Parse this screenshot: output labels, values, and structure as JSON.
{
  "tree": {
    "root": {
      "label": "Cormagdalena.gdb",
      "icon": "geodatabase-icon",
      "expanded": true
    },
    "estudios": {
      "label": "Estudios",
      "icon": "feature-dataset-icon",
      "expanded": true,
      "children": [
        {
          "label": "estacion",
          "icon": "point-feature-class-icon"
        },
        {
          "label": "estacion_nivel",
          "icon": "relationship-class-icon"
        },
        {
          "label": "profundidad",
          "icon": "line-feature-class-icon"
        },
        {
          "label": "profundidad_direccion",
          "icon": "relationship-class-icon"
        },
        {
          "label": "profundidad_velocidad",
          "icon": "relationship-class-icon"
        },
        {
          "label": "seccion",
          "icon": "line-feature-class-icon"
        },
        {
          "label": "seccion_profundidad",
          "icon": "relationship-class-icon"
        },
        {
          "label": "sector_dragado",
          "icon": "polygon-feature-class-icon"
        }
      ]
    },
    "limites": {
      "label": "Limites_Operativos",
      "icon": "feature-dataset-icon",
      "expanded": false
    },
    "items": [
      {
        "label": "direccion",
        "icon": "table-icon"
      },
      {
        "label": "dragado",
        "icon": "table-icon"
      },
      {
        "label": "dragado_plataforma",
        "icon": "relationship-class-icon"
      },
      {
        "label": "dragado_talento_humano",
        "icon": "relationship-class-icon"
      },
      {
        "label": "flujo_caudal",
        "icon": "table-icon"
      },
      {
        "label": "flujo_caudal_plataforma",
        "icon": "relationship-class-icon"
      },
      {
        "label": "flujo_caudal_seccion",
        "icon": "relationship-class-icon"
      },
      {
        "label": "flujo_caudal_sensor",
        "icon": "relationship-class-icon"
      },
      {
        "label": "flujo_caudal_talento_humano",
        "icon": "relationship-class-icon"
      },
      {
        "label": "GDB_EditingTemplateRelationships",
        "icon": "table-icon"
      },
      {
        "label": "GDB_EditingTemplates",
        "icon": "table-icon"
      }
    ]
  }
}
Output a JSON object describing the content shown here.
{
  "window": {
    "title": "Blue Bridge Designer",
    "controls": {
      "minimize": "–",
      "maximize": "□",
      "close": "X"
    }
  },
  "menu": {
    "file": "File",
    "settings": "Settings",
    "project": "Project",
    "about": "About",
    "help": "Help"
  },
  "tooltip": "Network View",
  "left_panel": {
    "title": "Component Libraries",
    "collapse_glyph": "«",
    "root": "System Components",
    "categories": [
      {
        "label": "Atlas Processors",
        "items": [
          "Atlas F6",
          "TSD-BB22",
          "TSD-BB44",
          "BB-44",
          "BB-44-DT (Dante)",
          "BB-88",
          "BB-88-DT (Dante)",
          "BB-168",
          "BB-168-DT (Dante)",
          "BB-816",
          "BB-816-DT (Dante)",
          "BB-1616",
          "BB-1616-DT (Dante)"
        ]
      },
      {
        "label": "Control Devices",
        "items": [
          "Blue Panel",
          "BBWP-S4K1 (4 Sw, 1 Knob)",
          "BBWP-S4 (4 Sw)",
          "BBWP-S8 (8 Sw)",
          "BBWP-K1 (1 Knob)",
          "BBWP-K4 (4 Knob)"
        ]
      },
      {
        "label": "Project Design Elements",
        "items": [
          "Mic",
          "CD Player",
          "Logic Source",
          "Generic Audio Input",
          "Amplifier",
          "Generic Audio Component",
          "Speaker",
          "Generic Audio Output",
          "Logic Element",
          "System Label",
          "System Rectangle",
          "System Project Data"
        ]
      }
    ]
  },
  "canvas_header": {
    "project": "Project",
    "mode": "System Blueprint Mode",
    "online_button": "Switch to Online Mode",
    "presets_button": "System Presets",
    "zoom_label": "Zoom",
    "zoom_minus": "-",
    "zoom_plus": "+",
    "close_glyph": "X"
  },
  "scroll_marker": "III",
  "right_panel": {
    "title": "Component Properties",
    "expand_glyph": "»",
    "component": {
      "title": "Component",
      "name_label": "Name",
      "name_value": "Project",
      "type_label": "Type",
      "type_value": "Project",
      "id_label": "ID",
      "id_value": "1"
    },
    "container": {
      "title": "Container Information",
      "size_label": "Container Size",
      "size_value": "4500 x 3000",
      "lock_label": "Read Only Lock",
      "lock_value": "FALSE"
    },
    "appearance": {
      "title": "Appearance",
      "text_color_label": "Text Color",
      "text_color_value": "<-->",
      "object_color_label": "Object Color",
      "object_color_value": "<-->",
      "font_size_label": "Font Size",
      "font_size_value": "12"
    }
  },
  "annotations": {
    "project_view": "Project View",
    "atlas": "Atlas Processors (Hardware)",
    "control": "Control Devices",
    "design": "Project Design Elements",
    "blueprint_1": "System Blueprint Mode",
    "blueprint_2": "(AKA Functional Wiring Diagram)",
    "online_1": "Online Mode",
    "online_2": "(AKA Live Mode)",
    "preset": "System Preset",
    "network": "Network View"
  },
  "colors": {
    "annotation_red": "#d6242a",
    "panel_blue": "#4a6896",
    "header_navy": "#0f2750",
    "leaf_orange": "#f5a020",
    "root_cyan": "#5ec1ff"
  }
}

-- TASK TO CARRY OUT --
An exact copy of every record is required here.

-- YOUR SOLUTION --
Parse this screenshot: output labels, values, and structure as JSON.
{
  "tree": {
    "root": {
      "label": "Cormagdalena.gdb",
      "icon": "geodatabase-icon",
      "expanded": true
    },
    "estudios": {
      "label": "Estudios",
      "icon": "feature-dataset-icon",
      "expanded": true,
      "children": [
        {
          "label": "estacion",
          "icon": "point-feature-class-icon"
        },
        {
          "label": "estacion_nivel",
          "icon": "relationship-class-icon"
        },
        {
          "label": "profundidad",
          "icon": "line-feature-class-icon"
        },
        {
          "label": "profundidad_direccion",
          "icon": "relationship-class-icon"
        },
        {
          "label": "profundidad_velocidad",
          "icon": "relationship-class-icon"
        },
        {
          "label": "seccion",
          "icon": "line-feature-class-icon"
        },
        {
          "label": "seccion_profundidad",
          "icon": "relationship-class-icon"
        },
        {
          "label": "sector_dragado",
          "icon": "polygon-feature-class-icon"
        }
      ]
    },
    "limites": {
      "label": "Limites_Operativos",
      "icon": "feature-dataset-icon",
      "expanded": false
    },
    "items": [
      {
        "label": "direccion",
        "icon": "table-icon"
      },
      {
        "label": "dragado",
        "icon": "table-icon"
      },
      {
        "label": "dragado_plataforma",
        "icon": "relationship-class-icon"
      },
      {
        "label": "dragado_talento_humano",
        "icon": "relationship-class-icon"
      },
      {
        "label": "flujo_caudal",
        "icon": "table-icon"
      },
      {
        "label": "flujo_caudal_plataforma",
        "icon": "relationship-class-icon"
      },
      {
        "label": "flujo_caudal_seccion",
        "icon": "relationship-class-icon"
      },
      {
        "label": "flujo_caudal_sensor",
        "icon": "relationship-class-icon"
      },
      {
        "label": "flujo_caudal_talento_humano",
        "icon": "relationship-class-icon"
      },
      {
        "label": "GDB_EditingTemplateRelationships",
        "icon": "table-icon"
      },
      {
        "label": "GDB_EditingTemplates",
        "icon": "table-icon"
      }
    ]
  }
}
Output a JSON object describing the content shown here.
{
  "window": {
    "title": "Blue Bridge Designer",
    "controls": {
      "minimize": "–",
      "maximize": "□",
      "close": "X"
    }
  },
  "menu": {
    "file": "File",
    "settings": "Settings",
    "project": "Project",
    "about": "About",
    "help": "Help"
  },
  "tooltip": "Network View",
  "left_panel": {
    "title": "Component Libraries",
    "collapse_glyph": "«",
    "root": "System Components",
    "categories": [
      {
        "label": "Atlas Processors",
        "items": [
          "Atlas F6",
          "TSD-BB22",
          "TSD-BB44",
          "BB-44",
          "BB-44-DT (Dante)",
          "BB-88",
          "BB-88-DT (Dante)",
          "BB-168",
          "BB-168-DT (Dante)",
          "BB-816",
          "BB-816-DT (Dante)",
          "BB-1616",
          "BB-1616-DT (Dante)"
        ]
      },
      {
        "label": "Control Devices",
        "items": [
          "Blue Panel",
          "BBWP-S4K1 (4 Sw, 1 Knob)",
          "BBWP-S4 (4 Sw)",
          "BBWP-S8 (8 Sw)",
          "BBWP-K1 (1 Knob)",
          "BBWP-K4 (4 Knob)"
        ]
      },
      {
        "label": "Project Design Elements",
        "items": [
          "Mic",
          "CD Player",
          "Logic Source",
          "Generic Audio Input",
          "Amplifier",
          "Generic Audio Component",
          "Speaker",
          "Generic Audio Output",
          "Logic Element",
          "System Label",
          "System Rectangle",
          "System Project Data"
        ]
      }
    ]
  },
  "canvas_header": {
    "project": "Project",
    "mode": "System Blueprint Mode",
    "online_button": "Switch to Online Mode",
    "presets_button": "System Presets",
    "zoom_label": "Zoom",
    "zoom_minus": "-",
    "zoom_plus": "+",
    "close_glyph": "X"
  },
  "scroll_marker": "III",
  "right_panel": {
    "title": "Component Properties",
    "expand_glyph": "»",
    "component": {
      "title": "Component",
      "name_label": "Name",
      "name_value": "Project",
      "type_label": "Type",
      "type_value": "Project",
      "id_label": "ID",
      "id_value": "1"
    },
    "container": {
      "title": "Container Information",
      "size_label": "Container Size",
      "size_value": "4500 x 3000",
      "lock_label": "Read Only Lock",
      "lock_value": "FALSE"
    },
    "appearance": {
      "title": "Appearance",
      "text_color_label": "Text Color",
      "text_color_value": "<-->",
      "object_color_label": "Object Color",
      "object_color_value": "<-->",
      "font_size_label": "Font Size",
      "font_size_value": "12"
    }
  },
  "annotations": {
    "project_view": "Project View",
    "atlas": "Atlas Processors (Hardware)",
    "control": "Control Devices",
    "design": "Project Design Elements",
    "blueprint_1": "System Blueprint Mode",
    "blueprint_2": "(AKA Functional Wiring Diagram)",
    "online_1": "Online Mode",
    "online_2": "(AKA Live Mode)",
    "preset": "System Preset",
    "network": "Network View"
  },
  "colors": {
    "annotation_red": "#d6242a",
    "panel_blue": "#4a6896",
    "header_navy": "#0f2750",
    "leaf_orange": "#f5a020",
    "root_cyan": "#5ec1ff"
  }
}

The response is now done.